◆ WORK TASK: Keeping every word and mark, copy all of the data.

☆ ☆ ☆ ☆ ☆ ☆ ☆

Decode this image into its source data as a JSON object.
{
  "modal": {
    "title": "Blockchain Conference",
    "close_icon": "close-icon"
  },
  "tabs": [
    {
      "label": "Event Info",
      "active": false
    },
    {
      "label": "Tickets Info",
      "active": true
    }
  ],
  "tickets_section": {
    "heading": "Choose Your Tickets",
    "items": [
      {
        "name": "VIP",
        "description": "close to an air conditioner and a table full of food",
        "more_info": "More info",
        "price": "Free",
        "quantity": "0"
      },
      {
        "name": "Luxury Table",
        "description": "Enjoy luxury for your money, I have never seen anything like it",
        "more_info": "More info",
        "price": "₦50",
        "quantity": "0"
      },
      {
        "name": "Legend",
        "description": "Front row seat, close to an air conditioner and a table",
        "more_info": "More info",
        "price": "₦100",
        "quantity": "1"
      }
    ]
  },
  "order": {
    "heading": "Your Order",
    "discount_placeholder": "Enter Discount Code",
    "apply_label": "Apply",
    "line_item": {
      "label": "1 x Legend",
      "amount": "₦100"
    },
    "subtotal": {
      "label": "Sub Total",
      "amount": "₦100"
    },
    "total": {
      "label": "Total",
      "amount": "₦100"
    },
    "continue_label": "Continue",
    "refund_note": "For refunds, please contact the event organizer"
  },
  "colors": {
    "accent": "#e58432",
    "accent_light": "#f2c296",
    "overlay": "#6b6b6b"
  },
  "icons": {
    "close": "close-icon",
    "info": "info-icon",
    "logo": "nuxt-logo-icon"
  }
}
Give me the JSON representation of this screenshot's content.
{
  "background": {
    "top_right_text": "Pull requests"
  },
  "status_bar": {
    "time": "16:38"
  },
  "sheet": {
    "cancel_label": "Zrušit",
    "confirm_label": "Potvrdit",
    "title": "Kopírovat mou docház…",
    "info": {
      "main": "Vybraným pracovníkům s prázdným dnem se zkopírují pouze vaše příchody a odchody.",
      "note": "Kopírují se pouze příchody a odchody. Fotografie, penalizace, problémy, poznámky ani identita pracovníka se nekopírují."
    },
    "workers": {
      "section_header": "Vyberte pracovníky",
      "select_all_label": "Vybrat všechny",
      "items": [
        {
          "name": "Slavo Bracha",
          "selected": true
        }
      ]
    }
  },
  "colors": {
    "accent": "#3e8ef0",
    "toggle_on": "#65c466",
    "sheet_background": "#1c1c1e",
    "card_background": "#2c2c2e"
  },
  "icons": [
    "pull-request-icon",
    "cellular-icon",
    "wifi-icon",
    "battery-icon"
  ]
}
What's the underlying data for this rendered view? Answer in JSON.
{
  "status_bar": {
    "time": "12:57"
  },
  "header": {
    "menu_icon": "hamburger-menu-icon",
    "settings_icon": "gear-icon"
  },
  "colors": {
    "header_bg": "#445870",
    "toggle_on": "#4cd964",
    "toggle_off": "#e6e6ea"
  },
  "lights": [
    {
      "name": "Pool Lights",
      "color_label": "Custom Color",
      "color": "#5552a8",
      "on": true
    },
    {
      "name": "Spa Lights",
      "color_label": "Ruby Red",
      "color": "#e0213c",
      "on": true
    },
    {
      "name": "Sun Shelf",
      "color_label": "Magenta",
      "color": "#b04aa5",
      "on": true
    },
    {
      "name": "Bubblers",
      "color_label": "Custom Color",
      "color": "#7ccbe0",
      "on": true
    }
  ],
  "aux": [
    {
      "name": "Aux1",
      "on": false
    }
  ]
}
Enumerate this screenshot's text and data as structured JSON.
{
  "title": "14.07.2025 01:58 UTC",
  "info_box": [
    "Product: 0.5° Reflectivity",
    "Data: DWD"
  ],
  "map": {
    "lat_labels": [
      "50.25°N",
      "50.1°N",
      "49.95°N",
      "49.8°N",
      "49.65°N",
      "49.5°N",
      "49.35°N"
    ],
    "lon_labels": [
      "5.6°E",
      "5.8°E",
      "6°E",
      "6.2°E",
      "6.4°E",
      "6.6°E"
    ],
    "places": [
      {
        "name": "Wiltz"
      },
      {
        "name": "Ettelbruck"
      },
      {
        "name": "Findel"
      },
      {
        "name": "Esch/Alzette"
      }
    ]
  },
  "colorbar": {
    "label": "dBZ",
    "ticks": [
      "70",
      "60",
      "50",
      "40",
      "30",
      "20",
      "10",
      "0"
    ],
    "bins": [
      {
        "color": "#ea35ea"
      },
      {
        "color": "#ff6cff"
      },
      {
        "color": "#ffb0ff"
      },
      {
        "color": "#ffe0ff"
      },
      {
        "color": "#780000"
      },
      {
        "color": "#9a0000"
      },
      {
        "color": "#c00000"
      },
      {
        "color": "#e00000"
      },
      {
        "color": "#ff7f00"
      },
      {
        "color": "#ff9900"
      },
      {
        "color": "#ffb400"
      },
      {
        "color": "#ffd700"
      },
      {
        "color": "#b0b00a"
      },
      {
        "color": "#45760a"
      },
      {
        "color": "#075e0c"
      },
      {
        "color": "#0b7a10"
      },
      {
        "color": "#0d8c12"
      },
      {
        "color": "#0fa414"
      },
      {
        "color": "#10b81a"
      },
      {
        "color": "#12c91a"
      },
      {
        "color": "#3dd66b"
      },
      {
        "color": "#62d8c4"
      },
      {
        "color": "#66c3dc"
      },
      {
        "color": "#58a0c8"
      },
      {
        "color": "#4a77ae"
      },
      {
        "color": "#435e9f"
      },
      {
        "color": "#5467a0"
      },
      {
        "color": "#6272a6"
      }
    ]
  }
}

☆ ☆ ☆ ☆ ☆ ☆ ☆

◆ THE COMPLETED TASK:
Decode this image into its source data as a JSON object.
{
  "modal": {
    "title": "Blockchain Conference",
    "close_icon": "close-icon"
  },
  "tabs": [
    {
      "label": "Event Info",
      "active": false
    },
    {
      "label": "Tickets Info",
      "active": true
    }
  ],
  "tickets_section": {
    "heading": "Choose Your Tickets",
    "items": [
      {
        "name": "VIP",
        "description": "close to an air conditioner and a table full of food",
        "more_info": "More info",
        "price": "Free",
        "quantity": "0"
      },
      {
        "name": "Luxury Table",
        "description": "Enjoy luxury for your money, I have never seen anything like it",
        "more_info": "More info",
        "price": "₦50",
        "quantity": "0"
      },
      {
        "name": "Legend",
        "description": "Front row seat, close to an air conditioner and a table",
        "more_info": "More info",
        "price": "₦100",
        "quantity": "1"
      }
    ]
  },
  "order": {
    "heading": "Your Order",
    "discount_placeholder": "Enter Discount Code",
    "apply_label": "Apply",
    "line_item": {
      "label": "1 x Legend",
      "amount": "₦100"
    },
    "subtotal": {
      "label": "Sub Total",
      "amount": "₦100"
    },
    "total": {
      "label": "Total",
      "amount": "₦100"
    },
    "continue_label": "Continue",
    "refund_note": "For refunds, please contact the event organizer"
  },
  "colors": {
    "accent": "#e58432",
    "accent_light": "#f2c296",
    "overlay": "#6b6b6b"
  },
  "icons": {
    "close": "close-icon",
    "info": "info-icon",
    "logo": "nuxt-logo-icon"
  }
}
Give me the JSON representation of this screenshot's content.
{
  "background": {
    "top_right_text": "Pull requests"
  },
  "status_bar": {
    "time": "16:38"
  },
  "sheet": {
    "cancel_label": "Zrušit",
    "confirm_label": "Potvrdit",
    "title": "Kopírovat mou docház…",
    "info": {
      "main": "Vybraným pracovníkům s prázdným dnem se zkopírují pouze vaše příchody a odchody.",
      "note": "Kopírují se pouze příchody a odchody. Fotografie, penalizace, problémy, poznámky ani identita pracovníka se nekopírují."
    },
    "workers": {
      "section_header": "Vyberte pracovníky",
      "select_all_label": "Vybrat všechny",
      "items": [
        {
          "name": "Slavo Bracha",
          "selected": true
        }
      ]
    }
  },
  "colors": {
    "accent": "#3e8ef0",
    "toggle_on": "#65c466",
    "sheet_background": "#1c1c1e",
    "card_background": "#2c2c2e"
  },
  "icons": [
    "pull-request-icon",
    "cellular-icon",
    "wifi-icon",
    "battery-icon"
  ]
}
What's the underlying data for this rendered view? Answer in JSON.
{
  "status_bar": {
    "time": "12:57"
  },
  "header": {
    "menu_icon": "hamburger-menu-icon",
    "settings_icon": "gear-icon"
  },
  "colors": {
    "header_bg": "#445870",
    "toggle_on": "#4cd964",
    "toggle_off": "#e6e6ea"
  },
  "lights": [
    {
      "name": "Pool Lights",
      "color_label": "Custom Color",
      "color": "#5552a8",
      "on": true
    },
    {
      "name": "Spa Lights",
      "color_label": "Ruby Red",
      "color": "#e0213c",
      "on": true
    },
    {
      "name": "Sun Shelf",
      "color_label": "Magenta",
      "color": "#b04aa5",
      "on": true
    },
    {
      "name": "Bubblers",
      "color_label": "Custom Color",
      "color": "#7ccbe0",
      "on": true
    }
  ],
  "aux": [
    {
      "name": "Aux1",
      "on": false
    }
  ]
}
Enumerate this screenshot's text and data as structured JSON.
{
  "title": "14.07.2025 01:58 UTC",
  "info_box": [
    "Product: 0.5° Reflectivity",
    "Data: DWD"
  ],
  "map": {
    "lat_labels": [
      "50.25°N",
      "50.1°N",
      "49.95°N",
      "49.8°N",
      "49.65°N",
      "49.5°N",
      "49.35°N"
    ],
    "lon_labels": [
      "5.6°E",
      "5.8°E",
      "6°E",
      "6.2°E",
      "6.4°E",
      "6.6°E"
    ],
    "places": [
      {
        "name": "Wiltz"
      },
      {
        "name": "Ettelbruck"
      },
      {
        "name": "Findel"
      },
      {
        "name": "Esch/Alzette"
      }
    ]
  },
  "colorbar": {
    "label": "dBZ",
    "ticks": [
      "70",
      "60",
      "50",
      "40",
      "30",
      "20",
      "10",
      "0"
    ],
    "bins": [
      {
        "color": "#ea35ea"
      },
      {
        "color": "#ff6cff"
      },
      {
        "color": "#ffb0ff"
      },
      {
        "color": "#ffe0ff"
      },
      {
        "color": "#780000"
      },
      {
        "color": "#9a0000"
      },
      {
        "color": "#c00000"
      },
      {
        "color": "#e00000"
      },
      {
        "color": "#ff7f00"
      },
      {
        "color": "#ff9900"
      },
      {
        "color": "#ffb400"
      },
      {
        "color": "#ffd700"
      },
      {
        "color": "#b0b00a"
      },
      {
        "color": "#45760a"
      },
      {
        "color": "#075e0c"
      },
      {
        "color": "#0b7a10"
      },
      {
        "color": "#0d8c12"
      },
      {
        "color": "#0fa414"
      },
      {
        "color": "#10b81a"
      },
      {
        "color": "#12c91a"
      },
      {
        "color": "#3dd66b"
      },
      {
        "color": "#62d8c4"
      },
      {
        "color": "#66c3dc"
      },
      {
        "color": "#58a0c8"
      },
      {
        "color": "#4a77ae"
      },
      {
        "color": "#435e9f"
      },
      {
        "color": "#5467a0"
      },
      {
        "color": "#6272a6"
      }
    ]
  }
}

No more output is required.